%%
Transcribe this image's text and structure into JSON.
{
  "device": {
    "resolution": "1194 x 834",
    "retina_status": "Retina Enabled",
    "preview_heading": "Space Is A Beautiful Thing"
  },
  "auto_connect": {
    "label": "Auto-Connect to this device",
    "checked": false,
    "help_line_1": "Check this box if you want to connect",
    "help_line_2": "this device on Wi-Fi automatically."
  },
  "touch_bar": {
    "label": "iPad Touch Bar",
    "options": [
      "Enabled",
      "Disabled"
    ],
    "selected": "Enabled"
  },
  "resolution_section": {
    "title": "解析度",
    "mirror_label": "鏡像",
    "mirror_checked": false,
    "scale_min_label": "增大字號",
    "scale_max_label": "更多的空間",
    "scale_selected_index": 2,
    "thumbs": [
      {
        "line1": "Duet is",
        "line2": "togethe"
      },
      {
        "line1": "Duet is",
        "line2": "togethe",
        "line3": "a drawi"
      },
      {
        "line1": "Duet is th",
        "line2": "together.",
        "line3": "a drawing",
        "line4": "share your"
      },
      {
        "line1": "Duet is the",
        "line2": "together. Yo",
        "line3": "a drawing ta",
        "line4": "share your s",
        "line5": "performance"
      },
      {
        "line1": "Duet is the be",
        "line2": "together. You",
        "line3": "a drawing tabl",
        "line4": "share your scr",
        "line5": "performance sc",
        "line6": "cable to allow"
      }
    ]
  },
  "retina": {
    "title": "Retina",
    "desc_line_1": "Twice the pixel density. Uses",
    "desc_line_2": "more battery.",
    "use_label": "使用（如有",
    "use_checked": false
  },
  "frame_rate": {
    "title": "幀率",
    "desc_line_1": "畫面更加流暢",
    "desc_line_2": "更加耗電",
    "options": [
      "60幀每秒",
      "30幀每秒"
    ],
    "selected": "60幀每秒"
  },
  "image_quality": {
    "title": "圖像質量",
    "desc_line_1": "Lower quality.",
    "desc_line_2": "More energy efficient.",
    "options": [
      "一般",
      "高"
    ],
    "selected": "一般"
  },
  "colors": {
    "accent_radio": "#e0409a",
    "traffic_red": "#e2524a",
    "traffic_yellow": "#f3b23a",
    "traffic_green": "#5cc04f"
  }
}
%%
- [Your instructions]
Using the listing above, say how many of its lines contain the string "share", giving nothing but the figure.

- [Response for this exercise]
3